Despite living fairly close by (well, roughly a 40 minute bus journey away) I’d never been to Southwell Minster before and decided to rectify that in January. Thankfully I had chosen a day that was cold but otherwise bright, and before the chance of snow was something to worry about.
Located in the small town of Southwell in Nottinghamshire, not far from Nottingham, it actually has quite an interesting architectural history, with Roman, Norman and Saxon influences.
There are some lovely examples of stained glass windows in the Minster such as those below, depicting angels, in the Great West window. These were installed in 1996 after the replacement of the original windows in the 15th century.
Another highlight is the Chapter House, reached through a gated archway from the north Quire. It was modelled on the Chapter House at York Minster, with a vault unsupported by a central pillar, but the vault here is made of local Mansfield stone.
In a monastery the Chapter House was the room where monks met each day to hear a reading and discuss business and some Minsters, such as Southwell, created Chapter Houses as similar areas for their clergy to meet.
The entrance and sides of the Chapter House are decorated with leaves and foliage and faces, like below, and also animals and strange mythical beasts.
Nottinghamshire has a large Polish community, and this is reflected in the Airmen’s Chapel where flags of the RAF and Poland hang to commemorate those who have lost their lives in conflict since the end of the First World War. Next to this is also the Katyn memorial, behind which is an urn containing soil from the forest.
The Minster is actually a really nice place to visit. All the staff I encountered were very friendly and welcoming.
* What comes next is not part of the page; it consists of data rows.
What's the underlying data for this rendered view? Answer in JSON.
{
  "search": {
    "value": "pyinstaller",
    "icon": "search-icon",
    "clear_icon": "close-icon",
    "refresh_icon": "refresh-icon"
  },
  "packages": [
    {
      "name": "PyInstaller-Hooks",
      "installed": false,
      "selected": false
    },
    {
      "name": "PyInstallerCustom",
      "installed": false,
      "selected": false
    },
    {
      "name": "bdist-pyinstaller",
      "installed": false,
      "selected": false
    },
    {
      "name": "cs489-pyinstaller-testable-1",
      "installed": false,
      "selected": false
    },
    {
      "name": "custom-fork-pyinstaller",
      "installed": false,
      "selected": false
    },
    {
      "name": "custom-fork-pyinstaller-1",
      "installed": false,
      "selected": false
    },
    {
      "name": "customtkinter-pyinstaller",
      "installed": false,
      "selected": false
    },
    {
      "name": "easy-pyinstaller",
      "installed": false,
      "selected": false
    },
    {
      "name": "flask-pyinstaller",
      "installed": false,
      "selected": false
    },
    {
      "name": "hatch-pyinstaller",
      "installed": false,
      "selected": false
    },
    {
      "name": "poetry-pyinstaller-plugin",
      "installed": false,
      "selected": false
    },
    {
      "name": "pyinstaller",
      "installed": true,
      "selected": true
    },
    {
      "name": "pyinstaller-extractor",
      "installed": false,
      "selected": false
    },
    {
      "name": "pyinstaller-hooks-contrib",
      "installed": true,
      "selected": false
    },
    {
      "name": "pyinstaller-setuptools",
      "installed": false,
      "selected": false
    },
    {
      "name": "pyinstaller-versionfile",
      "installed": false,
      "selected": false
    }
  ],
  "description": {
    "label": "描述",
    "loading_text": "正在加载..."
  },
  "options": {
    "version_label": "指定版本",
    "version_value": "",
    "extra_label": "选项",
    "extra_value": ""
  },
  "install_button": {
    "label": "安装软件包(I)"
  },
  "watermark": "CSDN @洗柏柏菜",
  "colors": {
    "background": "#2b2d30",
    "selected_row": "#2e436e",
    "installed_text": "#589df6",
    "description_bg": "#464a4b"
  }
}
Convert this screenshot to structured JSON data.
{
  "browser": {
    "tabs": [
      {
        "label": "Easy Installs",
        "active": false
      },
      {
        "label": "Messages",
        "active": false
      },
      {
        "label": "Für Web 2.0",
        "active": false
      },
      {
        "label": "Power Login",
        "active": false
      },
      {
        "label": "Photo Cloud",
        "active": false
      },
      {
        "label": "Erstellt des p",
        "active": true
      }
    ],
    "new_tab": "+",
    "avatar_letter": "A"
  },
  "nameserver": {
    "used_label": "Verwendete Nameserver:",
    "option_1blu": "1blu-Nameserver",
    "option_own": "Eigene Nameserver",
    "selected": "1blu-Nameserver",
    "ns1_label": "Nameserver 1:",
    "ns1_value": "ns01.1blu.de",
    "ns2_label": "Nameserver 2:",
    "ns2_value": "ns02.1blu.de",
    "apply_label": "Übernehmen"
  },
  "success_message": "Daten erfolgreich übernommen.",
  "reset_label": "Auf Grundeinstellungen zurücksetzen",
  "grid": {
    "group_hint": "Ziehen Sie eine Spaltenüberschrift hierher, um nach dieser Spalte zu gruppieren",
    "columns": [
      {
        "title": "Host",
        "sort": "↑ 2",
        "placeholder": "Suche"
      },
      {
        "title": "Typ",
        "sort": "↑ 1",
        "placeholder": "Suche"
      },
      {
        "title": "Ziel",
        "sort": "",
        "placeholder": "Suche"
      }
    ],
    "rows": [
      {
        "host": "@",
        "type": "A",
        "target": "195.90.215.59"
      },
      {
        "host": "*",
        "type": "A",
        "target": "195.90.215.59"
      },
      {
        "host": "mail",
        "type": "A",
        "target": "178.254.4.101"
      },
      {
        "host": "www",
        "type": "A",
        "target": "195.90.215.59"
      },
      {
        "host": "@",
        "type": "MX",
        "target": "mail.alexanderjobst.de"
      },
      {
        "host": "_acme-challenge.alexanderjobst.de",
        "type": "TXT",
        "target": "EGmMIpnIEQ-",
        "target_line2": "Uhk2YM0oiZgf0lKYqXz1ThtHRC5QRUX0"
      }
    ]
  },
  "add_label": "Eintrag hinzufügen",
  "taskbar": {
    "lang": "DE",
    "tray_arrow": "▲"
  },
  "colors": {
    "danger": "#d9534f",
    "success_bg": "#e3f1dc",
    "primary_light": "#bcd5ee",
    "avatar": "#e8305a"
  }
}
There is no fee to go in, though they strongly encourage donations and there is a £5 photography permit, which I obviously paid. Definitely worth a visit if you are in the area.